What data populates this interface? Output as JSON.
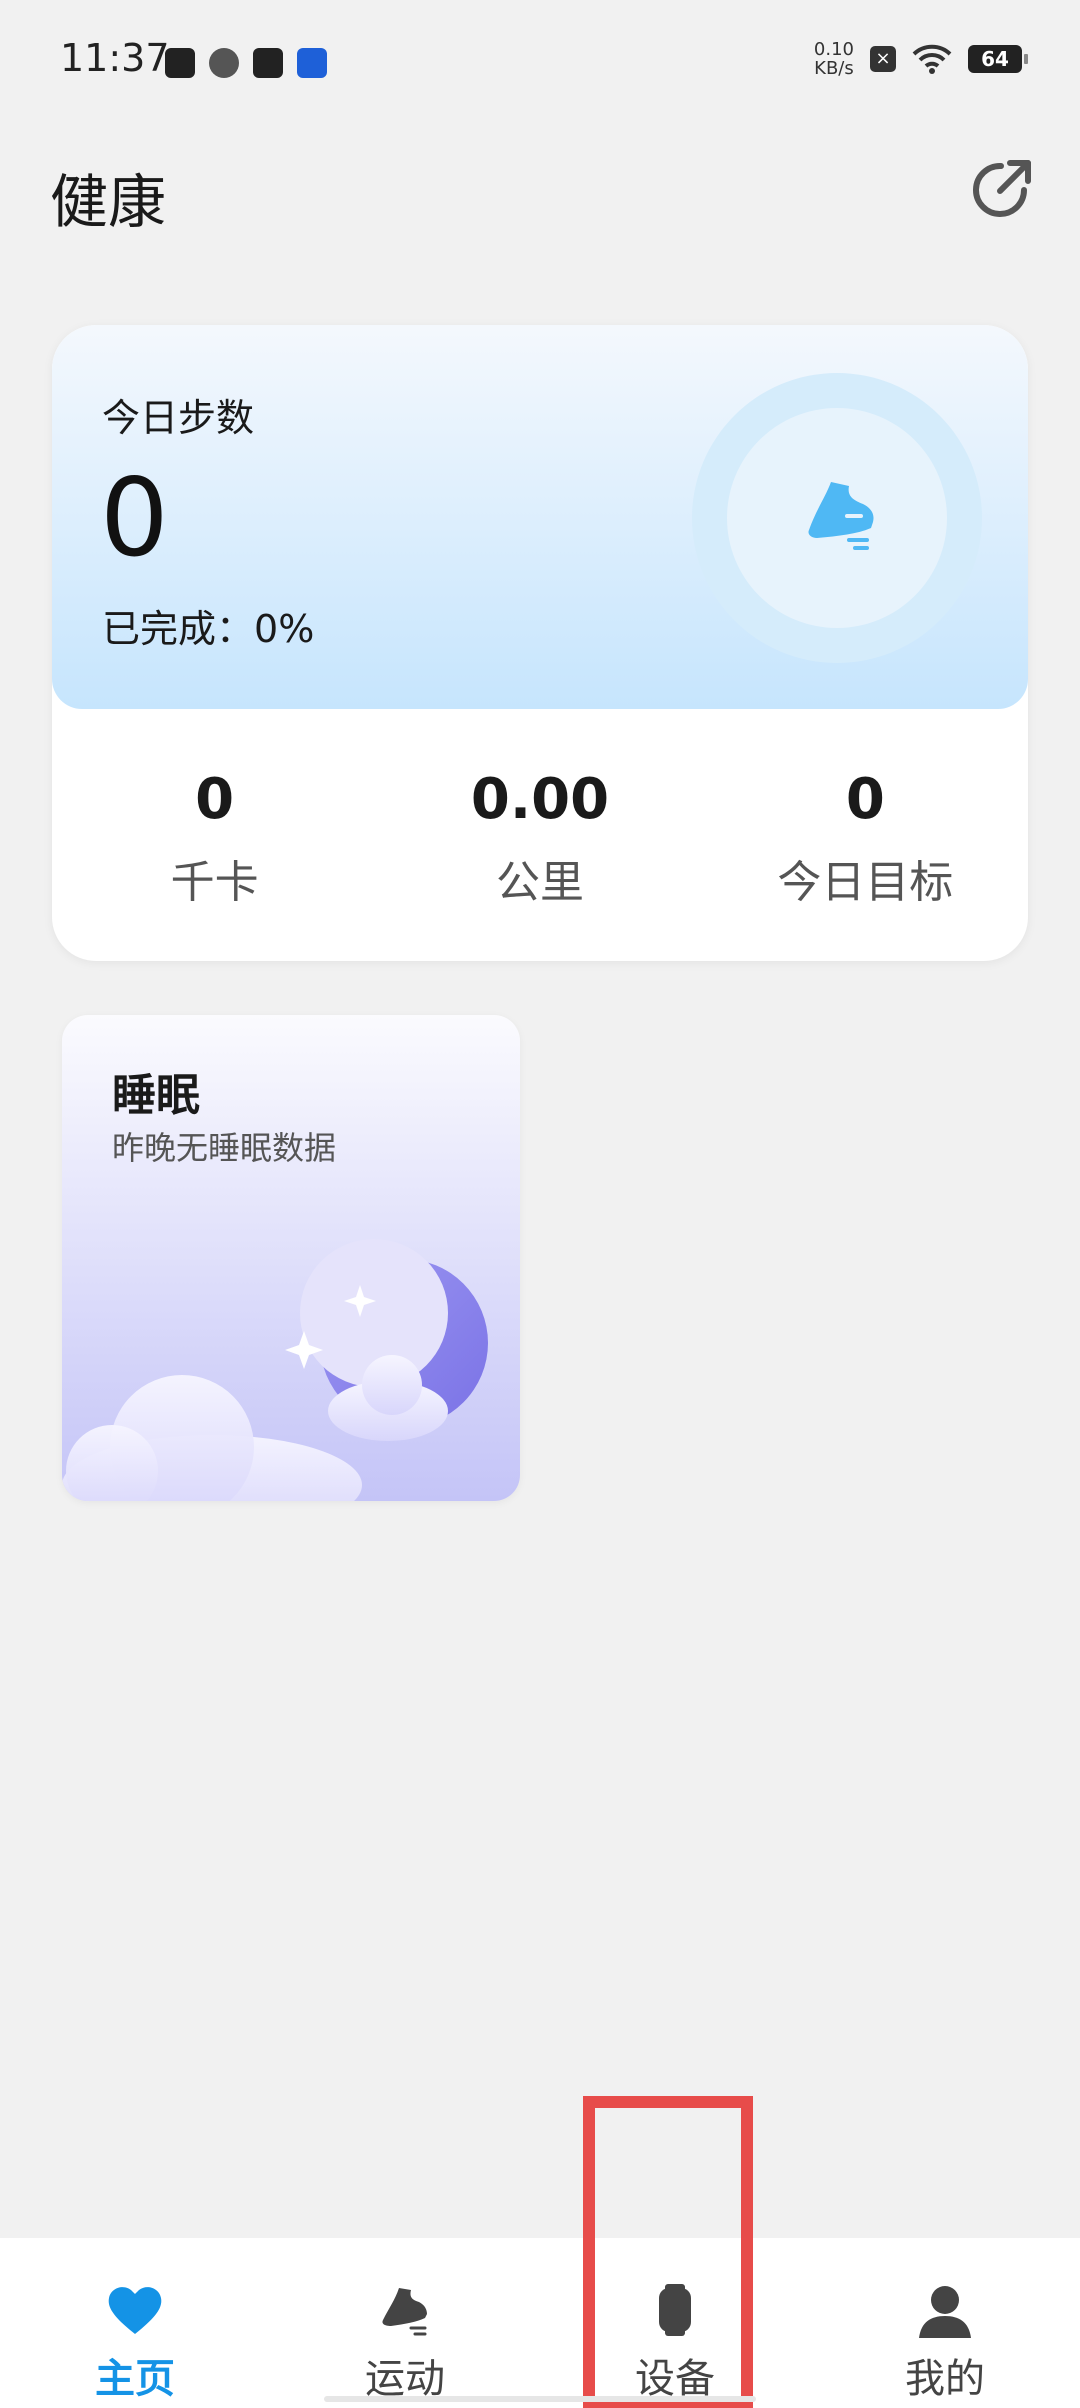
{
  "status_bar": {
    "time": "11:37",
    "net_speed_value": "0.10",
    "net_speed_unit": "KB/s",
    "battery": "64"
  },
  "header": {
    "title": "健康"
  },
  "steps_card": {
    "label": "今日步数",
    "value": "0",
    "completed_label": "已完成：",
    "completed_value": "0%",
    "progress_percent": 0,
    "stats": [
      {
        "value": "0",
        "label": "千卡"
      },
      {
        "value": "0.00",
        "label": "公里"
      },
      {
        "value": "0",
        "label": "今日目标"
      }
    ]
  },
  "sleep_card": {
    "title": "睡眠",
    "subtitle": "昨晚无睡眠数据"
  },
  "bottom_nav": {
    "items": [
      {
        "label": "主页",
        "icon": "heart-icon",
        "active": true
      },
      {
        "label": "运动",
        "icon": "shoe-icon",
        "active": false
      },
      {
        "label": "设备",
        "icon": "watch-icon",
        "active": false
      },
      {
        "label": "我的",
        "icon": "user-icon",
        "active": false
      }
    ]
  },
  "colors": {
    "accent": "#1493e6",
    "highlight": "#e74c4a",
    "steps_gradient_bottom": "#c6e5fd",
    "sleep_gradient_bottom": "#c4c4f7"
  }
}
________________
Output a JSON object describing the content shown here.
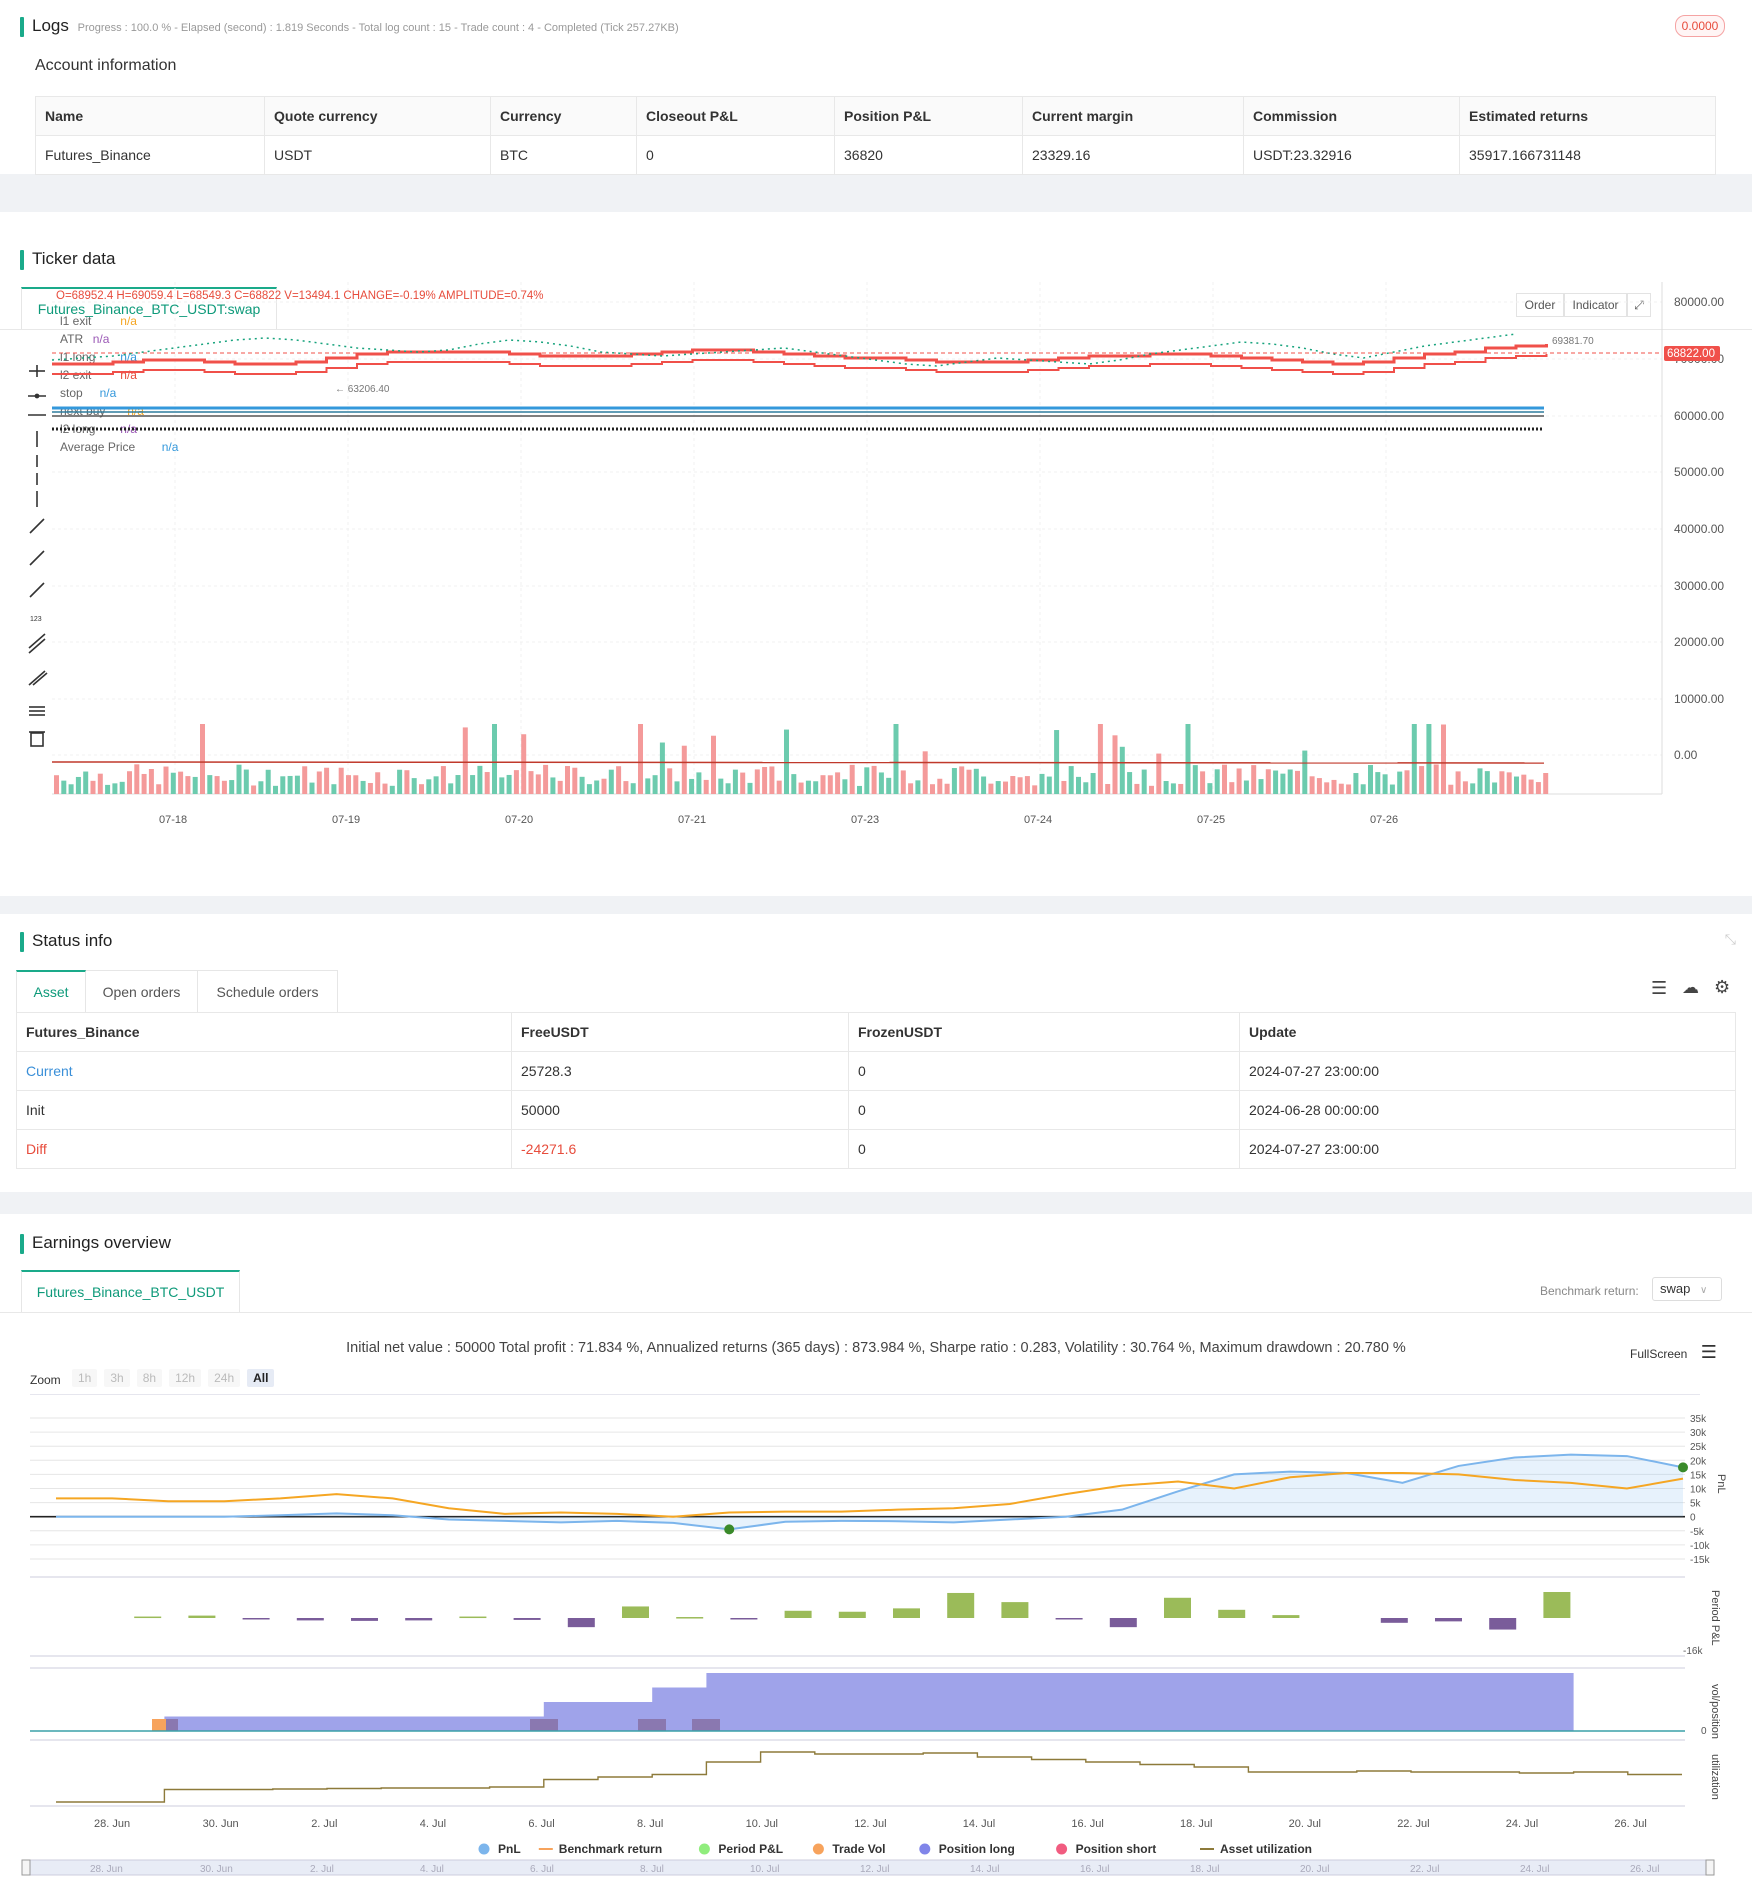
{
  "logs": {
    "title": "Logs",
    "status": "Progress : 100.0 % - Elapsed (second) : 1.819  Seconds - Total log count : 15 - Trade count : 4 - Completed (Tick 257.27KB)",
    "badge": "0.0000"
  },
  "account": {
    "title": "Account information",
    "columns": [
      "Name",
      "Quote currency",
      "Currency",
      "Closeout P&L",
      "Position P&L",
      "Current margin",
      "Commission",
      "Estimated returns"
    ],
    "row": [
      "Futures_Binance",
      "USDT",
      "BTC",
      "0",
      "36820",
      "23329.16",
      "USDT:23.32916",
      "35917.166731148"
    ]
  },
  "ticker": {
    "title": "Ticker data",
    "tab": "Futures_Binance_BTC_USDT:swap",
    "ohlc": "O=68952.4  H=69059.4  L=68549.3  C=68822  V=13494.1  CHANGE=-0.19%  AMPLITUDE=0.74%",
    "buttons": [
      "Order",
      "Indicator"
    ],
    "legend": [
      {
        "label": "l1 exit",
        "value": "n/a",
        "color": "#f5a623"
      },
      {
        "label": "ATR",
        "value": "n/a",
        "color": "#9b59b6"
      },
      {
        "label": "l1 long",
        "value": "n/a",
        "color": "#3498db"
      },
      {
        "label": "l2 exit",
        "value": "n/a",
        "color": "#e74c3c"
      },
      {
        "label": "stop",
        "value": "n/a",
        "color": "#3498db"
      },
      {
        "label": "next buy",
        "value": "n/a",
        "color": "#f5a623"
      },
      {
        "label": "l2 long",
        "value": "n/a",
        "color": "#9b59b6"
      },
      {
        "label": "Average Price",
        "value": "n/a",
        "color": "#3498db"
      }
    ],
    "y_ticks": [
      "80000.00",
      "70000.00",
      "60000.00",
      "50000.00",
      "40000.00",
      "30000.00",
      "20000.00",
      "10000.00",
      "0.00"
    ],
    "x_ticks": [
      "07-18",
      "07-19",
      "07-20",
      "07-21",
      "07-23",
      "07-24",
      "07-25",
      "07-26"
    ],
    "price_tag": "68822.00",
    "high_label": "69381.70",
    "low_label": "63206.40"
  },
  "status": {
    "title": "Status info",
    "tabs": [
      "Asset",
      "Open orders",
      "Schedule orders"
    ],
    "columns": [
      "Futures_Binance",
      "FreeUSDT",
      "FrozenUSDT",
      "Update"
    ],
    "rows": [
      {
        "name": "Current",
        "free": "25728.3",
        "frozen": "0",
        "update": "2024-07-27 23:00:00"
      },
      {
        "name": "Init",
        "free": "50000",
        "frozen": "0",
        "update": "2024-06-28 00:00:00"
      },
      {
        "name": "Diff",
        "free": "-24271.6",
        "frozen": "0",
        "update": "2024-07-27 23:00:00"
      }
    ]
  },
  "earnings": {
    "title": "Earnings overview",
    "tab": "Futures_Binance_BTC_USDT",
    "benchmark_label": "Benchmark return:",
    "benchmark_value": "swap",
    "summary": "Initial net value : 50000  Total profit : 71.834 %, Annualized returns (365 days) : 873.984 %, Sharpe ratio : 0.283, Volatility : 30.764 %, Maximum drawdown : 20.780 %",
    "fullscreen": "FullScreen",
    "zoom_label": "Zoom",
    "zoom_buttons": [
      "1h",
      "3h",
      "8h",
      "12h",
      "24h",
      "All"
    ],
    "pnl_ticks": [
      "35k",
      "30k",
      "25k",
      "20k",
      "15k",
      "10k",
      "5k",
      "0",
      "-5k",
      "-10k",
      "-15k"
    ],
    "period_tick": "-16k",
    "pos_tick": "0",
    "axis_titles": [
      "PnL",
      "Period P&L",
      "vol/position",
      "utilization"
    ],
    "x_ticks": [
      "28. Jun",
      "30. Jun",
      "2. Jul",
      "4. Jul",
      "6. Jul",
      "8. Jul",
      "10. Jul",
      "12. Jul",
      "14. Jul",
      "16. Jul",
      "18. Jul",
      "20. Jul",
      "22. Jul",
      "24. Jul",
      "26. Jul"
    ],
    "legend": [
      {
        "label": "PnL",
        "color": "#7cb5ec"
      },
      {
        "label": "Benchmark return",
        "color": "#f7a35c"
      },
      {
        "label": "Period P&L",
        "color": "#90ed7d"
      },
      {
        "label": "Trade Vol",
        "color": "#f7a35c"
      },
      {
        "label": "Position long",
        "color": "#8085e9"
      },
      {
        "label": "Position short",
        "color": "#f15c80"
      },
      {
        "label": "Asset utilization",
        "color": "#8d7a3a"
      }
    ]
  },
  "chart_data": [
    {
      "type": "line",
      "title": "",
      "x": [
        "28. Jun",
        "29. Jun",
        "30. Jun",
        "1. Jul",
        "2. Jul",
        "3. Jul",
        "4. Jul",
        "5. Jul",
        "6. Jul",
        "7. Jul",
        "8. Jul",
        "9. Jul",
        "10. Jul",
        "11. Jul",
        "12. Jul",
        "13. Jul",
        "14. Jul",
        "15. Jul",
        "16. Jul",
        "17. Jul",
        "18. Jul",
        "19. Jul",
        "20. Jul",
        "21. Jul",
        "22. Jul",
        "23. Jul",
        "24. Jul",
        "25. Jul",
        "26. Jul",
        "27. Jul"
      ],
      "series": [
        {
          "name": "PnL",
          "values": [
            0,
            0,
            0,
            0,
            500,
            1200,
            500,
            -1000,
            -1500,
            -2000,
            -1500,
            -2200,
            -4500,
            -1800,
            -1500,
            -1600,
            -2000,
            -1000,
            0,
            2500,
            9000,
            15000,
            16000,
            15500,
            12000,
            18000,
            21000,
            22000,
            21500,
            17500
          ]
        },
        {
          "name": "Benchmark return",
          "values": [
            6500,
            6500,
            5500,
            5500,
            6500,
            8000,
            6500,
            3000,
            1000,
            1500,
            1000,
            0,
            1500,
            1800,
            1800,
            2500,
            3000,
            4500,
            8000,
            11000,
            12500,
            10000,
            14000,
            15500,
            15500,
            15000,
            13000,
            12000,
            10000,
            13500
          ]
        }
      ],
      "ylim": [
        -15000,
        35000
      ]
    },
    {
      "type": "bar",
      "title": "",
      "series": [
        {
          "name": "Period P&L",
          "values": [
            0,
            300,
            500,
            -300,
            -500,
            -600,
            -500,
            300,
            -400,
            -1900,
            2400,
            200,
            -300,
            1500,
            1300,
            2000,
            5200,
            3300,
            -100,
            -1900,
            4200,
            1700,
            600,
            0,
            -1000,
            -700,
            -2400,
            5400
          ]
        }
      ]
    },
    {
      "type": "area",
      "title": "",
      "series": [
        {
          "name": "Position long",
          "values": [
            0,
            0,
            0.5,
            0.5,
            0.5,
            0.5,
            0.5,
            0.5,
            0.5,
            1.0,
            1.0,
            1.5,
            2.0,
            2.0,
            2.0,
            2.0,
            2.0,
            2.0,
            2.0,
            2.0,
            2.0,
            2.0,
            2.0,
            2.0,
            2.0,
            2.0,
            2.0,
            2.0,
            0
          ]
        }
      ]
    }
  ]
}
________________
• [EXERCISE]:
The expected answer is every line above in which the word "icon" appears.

• [EXERCISE OUTPUT]:
        "icon": "heart-icon",
        "icon": "shoe-icon",
        "icon": "watch-icon",
        "icon": "user-icon",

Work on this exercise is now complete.